The Mix  
comments_image Comments

The 'Family Guy' syndrome strikes again

This time, one of the funniest shows of all time may be resurrected.
 
 
Share
 

"Family Guy" -- that over-the-top Simpsons-esque animated sitcom, may end up being far more influential than its creator could ever have guessed.

Last year I wrote an article for the San Francisco Chronicle discussing how DVDs were changing the future of television. The Family Guy served as a case in point:

[Family Guy] premiered after the Super Bowl in 1999 and endlessly promoted, the animated dysfunctional family series was Fox's little darling. But when the show's outrageous humor and unflinching desire to offend got advertisers worried, Fox pre-empted the show regularly, and played shell game with its time slot, resulting in a predictable (intentional, perhaps?) drop in ratings and thus a reason to cancel the show after three seasons.

"Family Guy" still had fans; they just couldn't keep up with Fox's scheduling shenanigans.

Flash forward to 2003, when "Family Guy" was picked up by the Cartoon Network and added to its popular "Adult Swim" late-night cartoon block. Ratings went through the roof. Cartoon Network took the 40 available episodes and let it ride.

Scheduling-challenged but hyper-keen about profits, Fox put out DVD boxed sets of "Family Guy" and sales have passed the 2.5 million mark, opening doors for other long-forgotten or merely ignored series that networks and studios had given up on.

What happened next wasn't really surprising: Realizing it had made a mistake, Fox asked for the series back from MacFarlane, and gave the green light for 35 additional episodes. They will air in spring 2005 on Fox and probably after that on Cartoon Network.

Family Guy is back on prime-time, MacFarlane has another new show on its tail, and he recently released a spin-off DVD-only movie based on the adventures of lovable, misanthropic and matricidal infant Stewie.

So Family Guy proved that DVD could revive a long-dead show. But even more interesting to me than the waning and waxing fates of the best live-action show on television, Arrested Development, is a Sydney Morning Herald story from last week.

The Herald's Michael Idato writes about that my personal favorite show ever, Futurama, may triumphantly return to the small screen, sooner rather than later. According to the show's creators, Matt Groening and David X. Cohen,

"Three months ago, I would have said we were going to start tomorrow," says writer David X. Cohen, who collaborated with Groening on Futurama. "And one month ago I would also have said we were going to start tomorrow. So ..." He pauses. "My current estimate is that we're starting tomorrow."

[...] A return to television or, better, a direct-to-DVD feature would be a natural transition for the show, Cohen says. "The more seriously we took the epic nature of the setting, the better the episodes turned out.
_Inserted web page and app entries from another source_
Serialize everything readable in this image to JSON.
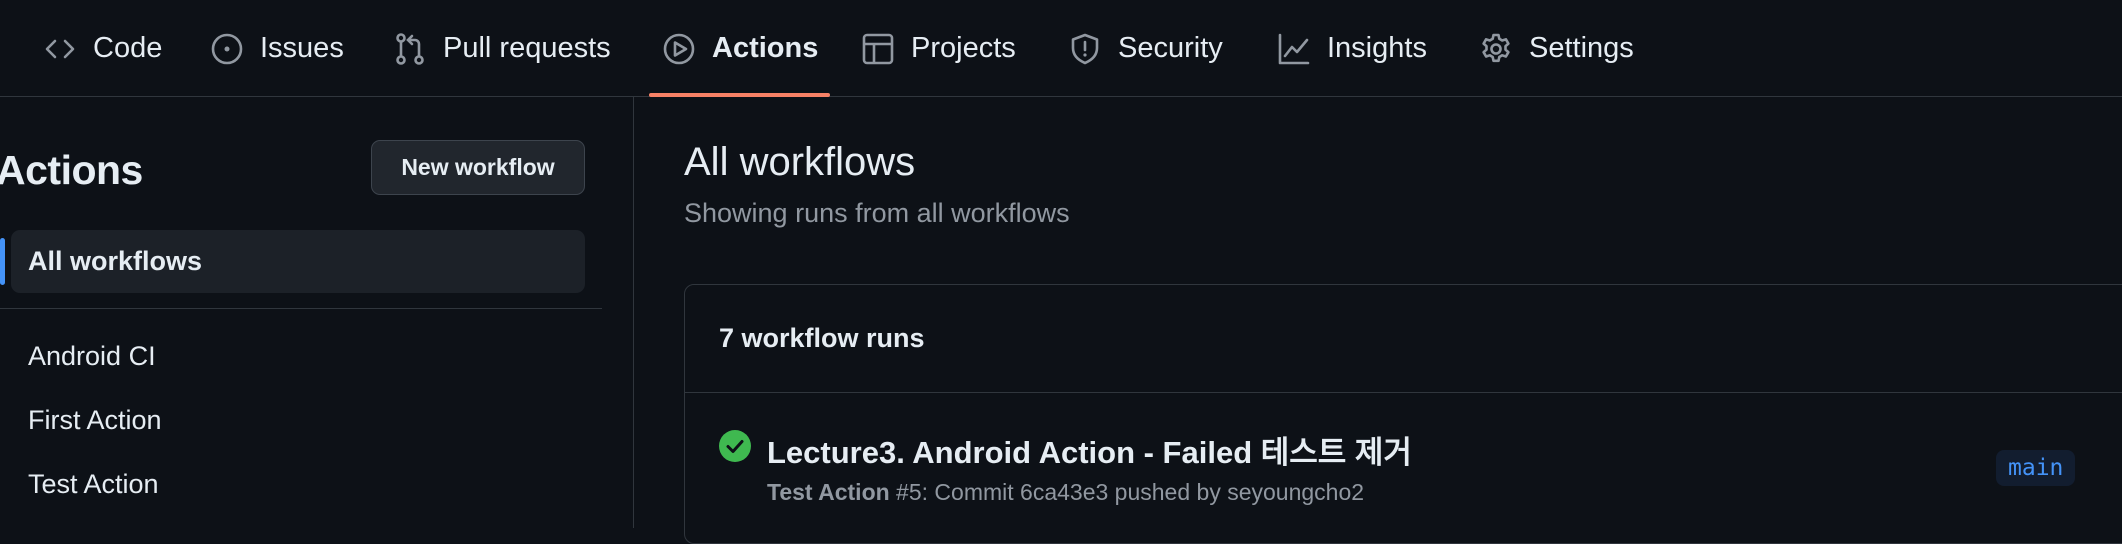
{
  "tabs": [
    {
      "label": "Code",
      "icon": "code-icon"
    },
    {
      "label": "Issues",
      "icon": "issue-opened-icon"
    },
    {
      "label": "Pull requests",
      "icon": "git-pull-request-icon"
    },
    {
      "label": "Actions",
      "icon": "play-icon",
      "active": true
    },
    {
      "label": "Projects",
      "icon": "table-icon"
    },
    {
      "label": "Security",
      "icon": "shield-icon"
    },
    {
      "label": "Insights",
      "icon": "graph-icon"
    },
    {
      "label": "Settings",
      "icon": "gear-icon"
    }
  ],
  "colors": {
    "background": "#0d1117",
    "active_tab_underline": "#f78166",
    "selected_indicator": "#4493f8",
    "success": "#3fb950",
    "branch_text": "#4493f8"
  },
  "sidebar": {
    "title": "Actions",
    "new_workflow_label": "New workflow",
    "all_workflows_label": "All workflows",
    "workflows": [
      {
        "label": "Android CI"
      },
      {
        "label": "First Action"
      },
      {
        "label": "Test Action"
      }
    ]
  },
  "main": {
    "title": "All workflows",
    "subtitle": "Showing runs from all workflows",
    "runs_count_label": "7 workflow runs",
    "runs": [
      {
        "status": "success",
        "title": "Lecture3. Android Action - Failed 테스트 제거",
        "workflow_name": "Test Action",
        "meta_rest": " #5: Commit 6ca43e3 pushed by seyoungcho2",
        "branch": "main"
      }
    ]
  }
}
For that reason, we always thought that would bode well for a movie because then we could take that to its extreme and do something we couldn't do in 22 minutes."

Now that we in the Bay Area are smack dab in the heart of cold, wet, drab winter (happy Solstice, everyone!), I think I'll go curl up in front of the laptop with all 72 episodes of Futurama and just veg out for 26 hours straight. Hooray for DVD!

Matthew Wheeland is AlterNet's managing editor.